It definitely doesn’t look like it, but spring is up next. That means it’s time to start thinking about removing your winter tires. It’s recommended that you make the changeover when the temperature rises about 7 °C. For Saskatchewan, that’s mid March. Above that temperature, winter tires will perform worse and wear down more quickly. If you don’t have non-winter tires, or your set is worn down, you should begin thinking about finding the best tires for your vehicle.
All-season tires can be identified by their combination of deep, straight grooves and shallow cross treads. They are made with stiff rubber that won’t expand or become too soft during the high temperatures of summer. For standard passenger vehicles, all-seasons are the best choice outside of winter.

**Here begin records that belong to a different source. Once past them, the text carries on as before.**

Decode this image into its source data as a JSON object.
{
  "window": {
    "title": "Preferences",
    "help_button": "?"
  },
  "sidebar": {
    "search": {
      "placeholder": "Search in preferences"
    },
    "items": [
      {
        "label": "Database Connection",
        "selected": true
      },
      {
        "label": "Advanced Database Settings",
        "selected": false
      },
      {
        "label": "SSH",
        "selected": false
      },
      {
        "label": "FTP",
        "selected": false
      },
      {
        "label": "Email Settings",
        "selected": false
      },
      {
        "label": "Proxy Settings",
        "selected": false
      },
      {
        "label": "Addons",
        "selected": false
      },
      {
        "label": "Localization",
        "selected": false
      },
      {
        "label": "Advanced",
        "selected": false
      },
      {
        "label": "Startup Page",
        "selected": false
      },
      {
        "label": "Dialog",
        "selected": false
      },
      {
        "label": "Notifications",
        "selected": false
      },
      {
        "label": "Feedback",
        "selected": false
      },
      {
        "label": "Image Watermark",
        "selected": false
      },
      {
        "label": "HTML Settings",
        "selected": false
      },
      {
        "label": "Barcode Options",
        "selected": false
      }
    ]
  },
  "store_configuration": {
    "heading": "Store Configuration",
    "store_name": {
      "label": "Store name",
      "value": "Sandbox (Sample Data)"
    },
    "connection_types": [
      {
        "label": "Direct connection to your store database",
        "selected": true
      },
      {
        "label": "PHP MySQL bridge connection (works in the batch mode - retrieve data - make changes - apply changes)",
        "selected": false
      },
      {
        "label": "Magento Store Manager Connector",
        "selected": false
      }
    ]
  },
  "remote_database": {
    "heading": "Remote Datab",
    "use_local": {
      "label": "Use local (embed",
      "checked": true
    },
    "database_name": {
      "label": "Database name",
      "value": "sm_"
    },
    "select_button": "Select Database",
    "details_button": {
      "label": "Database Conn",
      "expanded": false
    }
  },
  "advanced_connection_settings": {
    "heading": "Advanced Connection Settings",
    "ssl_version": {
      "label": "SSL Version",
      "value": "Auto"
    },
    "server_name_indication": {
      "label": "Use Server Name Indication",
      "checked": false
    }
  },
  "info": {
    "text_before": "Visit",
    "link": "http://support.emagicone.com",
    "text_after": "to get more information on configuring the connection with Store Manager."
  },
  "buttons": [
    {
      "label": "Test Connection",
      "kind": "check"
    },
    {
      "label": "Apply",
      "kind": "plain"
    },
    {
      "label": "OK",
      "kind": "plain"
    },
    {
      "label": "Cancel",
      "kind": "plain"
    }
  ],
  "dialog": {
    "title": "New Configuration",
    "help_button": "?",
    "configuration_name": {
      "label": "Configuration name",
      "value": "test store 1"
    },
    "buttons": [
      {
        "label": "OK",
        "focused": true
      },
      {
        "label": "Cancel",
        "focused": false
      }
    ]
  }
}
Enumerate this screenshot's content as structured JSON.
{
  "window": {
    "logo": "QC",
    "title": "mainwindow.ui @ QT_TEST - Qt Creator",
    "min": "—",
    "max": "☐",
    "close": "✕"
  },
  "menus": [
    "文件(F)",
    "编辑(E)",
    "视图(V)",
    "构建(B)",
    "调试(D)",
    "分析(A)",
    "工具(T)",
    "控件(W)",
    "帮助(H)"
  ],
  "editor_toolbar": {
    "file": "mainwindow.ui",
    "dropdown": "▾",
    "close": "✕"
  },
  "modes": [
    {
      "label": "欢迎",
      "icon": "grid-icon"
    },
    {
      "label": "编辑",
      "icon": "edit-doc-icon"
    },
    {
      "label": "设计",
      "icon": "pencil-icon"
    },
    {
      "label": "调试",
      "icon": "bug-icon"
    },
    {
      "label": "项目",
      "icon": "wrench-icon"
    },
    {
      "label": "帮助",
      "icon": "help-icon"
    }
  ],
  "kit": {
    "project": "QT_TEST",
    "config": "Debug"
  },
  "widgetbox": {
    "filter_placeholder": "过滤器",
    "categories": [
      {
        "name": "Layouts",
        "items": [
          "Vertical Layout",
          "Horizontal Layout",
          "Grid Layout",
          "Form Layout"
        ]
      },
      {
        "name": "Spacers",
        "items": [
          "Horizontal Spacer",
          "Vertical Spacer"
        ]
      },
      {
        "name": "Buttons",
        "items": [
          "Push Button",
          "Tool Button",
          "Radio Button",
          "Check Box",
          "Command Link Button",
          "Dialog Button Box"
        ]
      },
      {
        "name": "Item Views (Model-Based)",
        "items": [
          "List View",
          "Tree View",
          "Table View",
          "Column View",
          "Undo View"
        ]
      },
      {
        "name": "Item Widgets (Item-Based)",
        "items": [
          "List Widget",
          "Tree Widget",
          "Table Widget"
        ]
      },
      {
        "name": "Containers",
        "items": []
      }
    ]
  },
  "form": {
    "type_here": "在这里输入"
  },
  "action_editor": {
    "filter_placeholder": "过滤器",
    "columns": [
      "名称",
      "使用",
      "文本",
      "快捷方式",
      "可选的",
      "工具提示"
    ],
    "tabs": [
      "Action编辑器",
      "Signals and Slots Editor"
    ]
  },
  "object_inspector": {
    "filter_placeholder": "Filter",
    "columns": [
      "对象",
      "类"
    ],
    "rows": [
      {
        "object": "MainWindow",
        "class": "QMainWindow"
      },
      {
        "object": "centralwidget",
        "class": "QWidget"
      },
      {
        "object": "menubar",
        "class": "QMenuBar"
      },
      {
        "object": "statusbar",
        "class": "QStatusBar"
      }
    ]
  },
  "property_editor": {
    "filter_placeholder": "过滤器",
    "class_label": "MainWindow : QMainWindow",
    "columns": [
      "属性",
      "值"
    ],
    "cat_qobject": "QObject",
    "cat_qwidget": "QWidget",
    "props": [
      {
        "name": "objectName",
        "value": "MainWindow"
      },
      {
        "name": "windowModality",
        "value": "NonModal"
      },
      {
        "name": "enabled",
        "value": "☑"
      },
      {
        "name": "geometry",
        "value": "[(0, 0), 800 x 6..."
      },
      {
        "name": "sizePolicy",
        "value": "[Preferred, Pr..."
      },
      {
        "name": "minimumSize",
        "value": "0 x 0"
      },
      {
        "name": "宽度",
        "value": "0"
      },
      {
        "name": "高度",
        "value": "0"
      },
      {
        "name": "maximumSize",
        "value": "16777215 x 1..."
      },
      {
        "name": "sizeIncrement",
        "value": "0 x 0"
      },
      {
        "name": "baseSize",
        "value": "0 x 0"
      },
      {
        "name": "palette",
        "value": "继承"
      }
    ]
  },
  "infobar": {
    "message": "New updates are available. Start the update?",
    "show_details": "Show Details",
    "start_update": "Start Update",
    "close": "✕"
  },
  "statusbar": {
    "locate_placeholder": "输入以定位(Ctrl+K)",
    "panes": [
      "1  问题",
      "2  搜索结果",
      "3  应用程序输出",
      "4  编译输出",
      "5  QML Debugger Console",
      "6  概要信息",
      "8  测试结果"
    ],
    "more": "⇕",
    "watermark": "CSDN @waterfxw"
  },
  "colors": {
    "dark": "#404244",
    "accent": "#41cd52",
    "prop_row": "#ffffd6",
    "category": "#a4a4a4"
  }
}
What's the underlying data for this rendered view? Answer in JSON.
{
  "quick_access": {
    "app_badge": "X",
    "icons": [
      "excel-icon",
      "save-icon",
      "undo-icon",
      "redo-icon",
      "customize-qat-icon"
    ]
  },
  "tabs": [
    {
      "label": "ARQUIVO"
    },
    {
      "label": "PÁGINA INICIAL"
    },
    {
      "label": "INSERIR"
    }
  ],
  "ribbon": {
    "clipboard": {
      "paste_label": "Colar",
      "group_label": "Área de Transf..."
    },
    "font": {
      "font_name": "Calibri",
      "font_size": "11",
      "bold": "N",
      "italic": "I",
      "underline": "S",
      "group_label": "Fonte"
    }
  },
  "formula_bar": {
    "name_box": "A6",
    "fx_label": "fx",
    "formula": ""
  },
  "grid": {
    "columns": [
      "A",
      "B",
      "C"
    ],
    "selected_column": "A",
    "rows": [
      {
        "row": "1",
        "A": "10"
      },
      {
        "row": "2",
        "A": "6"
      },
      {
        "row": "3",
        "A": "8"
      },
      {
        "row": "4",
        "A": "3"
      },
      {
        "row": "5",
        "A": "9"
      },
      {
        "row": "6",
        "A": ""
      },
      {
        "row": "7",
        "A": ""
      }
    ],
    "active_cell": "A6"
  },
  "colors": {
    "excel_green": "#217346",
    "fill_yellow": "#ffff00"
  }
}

All-season tires can provide acceptable performance in mild winter conditions. However, the winter driving conditions in Saskatchewan are invariably severe, not mild. At temperatures below freezing, the rubber becomes incredibly stiff and cannot adhere to the road even when the pavement is dry. Therefore, winter tires are essentially mandatory in winter. That’s part of the reason why manufacturers have started labeling all-season tires “three-season tires” instead.
Summer tires consist of more pliable rubber than all-seasons. The treads are shallower and far less complicated than other styles of tire, making them pretty easy to recognise. The uncomplicated, shallow treads give you more contact with the road
Soft rubber and more contact with the road translates to superior grip and resist wheel spin for more efficient launches. On dry or wet pavement, they brake, corner, and handle better than all-seasons.
If you aren’t driving a performance car, you probably don’t want summer tires. If you are a regular driver, using your car to commute, you’re not going to notice the difference between summer and all-season tires. What you will notice is summer tires don’t last as long as all-seasons. Soft rubber in greater contact with the road doesn’t translate to great longevity. For everyday driving in non-winter conditions, the best tires are all-season tires.
Don’t Cheap Out
Unsurprisingly, cheaper tires are made from cheaper rubber. That translates to worse performance and a shorter life. It also increases the chance that you’ll experience a flat tire. Mid-range and expensive tires have better rubber and more carefully engineered treads. They also have reinforced sidewalls that are less likely to crack.
Reports have shown that the best tires can last twice as long as entry-level models. Ultra high-performance all-season tires can last more than 80,000 kilometres. But those projections assume you rotate your tires regularly, maintain proper inflation, and don’t drive recklessly. If you do those things, it’s to recoup the $100 dollars you were hoping to safe with a cheap set of rubber. Plus, better performing tires make you safer and improve your fuel economy.
You can use our tire finder to price out the right set for your vehicle. We carry all makes, models, and sizes of tires. Additionally, Capital GMC Buick offers climate-controlled tire storage to keep your off-season tires in perfect health, ready to reinstall next season.
We’ll make sure the tires we sell you are the correct size recommended by your vehicle’s manufacturer.